I went through a metamorphosis when I was 16. I was terribly shy as a kid. Lacking in self-confidence. I never excelled at anything at school, sport or academic. Then one night I went along to the town hall to wait for my best friend while he was doing a rehearsal for this musical, Carousel. I stood at the back watching people with regular nine-to-five jobs throw themselves into this thing with great passion. Then someone asked if I was interested in joining and I heard myself saying yes.
A few weeks later I was asked to stand up, hold hands with this very attractive girl and walk from up stage left to down stage right. Everyone else was sat round the edge watching. I almost convinced myself that I couldn’t do it. But I did it, and by the time I reached the other end of the stage, I know it sounds laughable, but I was a different person. Over the next few weeks that discovery of drama absolutely, fundamentally changed my life, and gave me a confidence and self-belief I’d never had before.
It must have been kind of weird for my parents – this kid who barely spoke and spent most of his time in his room drawing and sculpting monsters suddenly walks into the living room and bursts into You’ll Never Walk Alone. But I’d gone through a lot of phases by then. I was kind of lost. I’d come home and say, “This is it, I definitely want to work with animals,” and I’d get nothing but support. The next month I’d come home and say, “I’ve got to get into movie special effects. One life, one chance, that’s who I am.” And I’d get nothing but support. Then a few weeks later; “But the animals!” So I guess my parents just saw my passion for drama as the next thing. They never preached to me, they told me to go for everything. And for every show I ever did, I got a massive family turn out; aunts, uncles, cousins. All I remember from them is happiness and pride.
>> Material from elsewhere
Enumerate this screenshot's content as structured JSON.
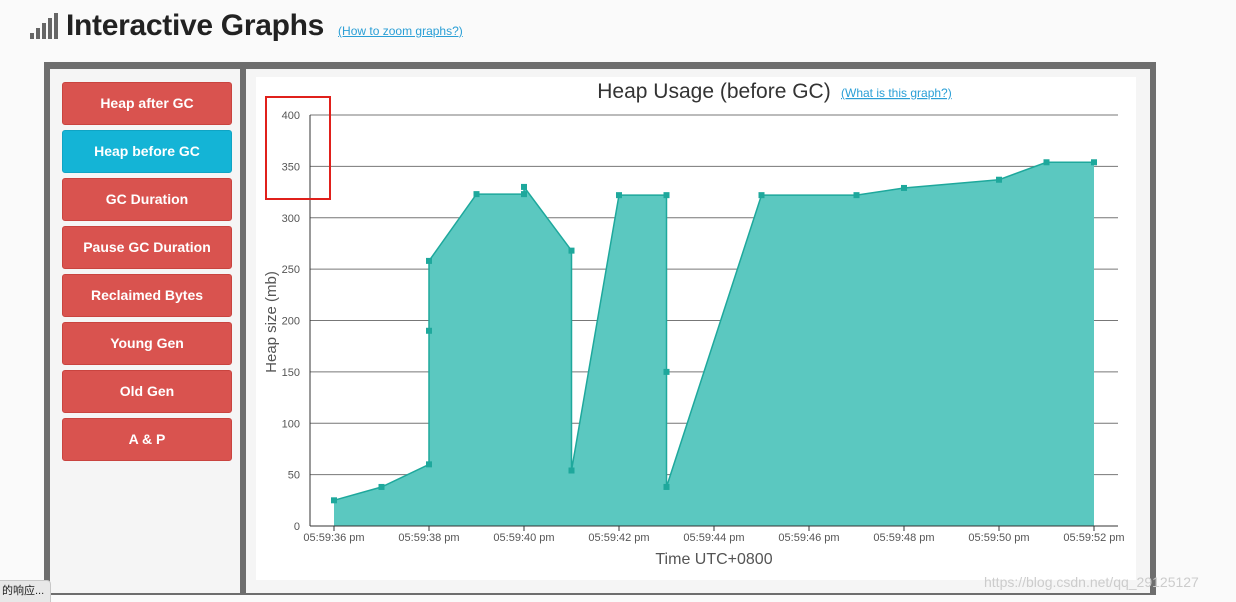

Comedy acting was never an interest or a strength. I was 24, 25 and I’d moved to London because I got a gig in the ensemble in Les Misérables. Chris Langham, at that time a very successful comic actor, was one of the stars, and he liked me and wrote a part for me in his new sitcom, Kiss Me Kate, with Caroline Quentin. I left Les Mis and within a few days I was at ITV studios filming this TV sitcom.
After that I did Smack the Pony and Hippies, with Simon Pegg and Sally Phillips. I did pause then actually. I was playing this big, dim character again. I didn’t want to be stuck doing the same shtick over and over. But it was work, and at that stage I wasn’t going to turn it down. But I always felt like an imposter in the comedy world. I’m not a comedian, I don’t write comedy, I don’t have comedy in my bones. I felt this pressure in press interviews to be extrovert, full of hilarious anecdotes. And that just wasn’t me.
I’m not someone who always wanted to have kids. I don’t know if I considered myself father material. This business – it’s a huge commitment. It gives you these massive highs and terrible lows. It’s not sanity-inducing. It’s a selfish, single-minded pursuit. And it doesn’t offer security. So it doesn’t add up naturally with having a family.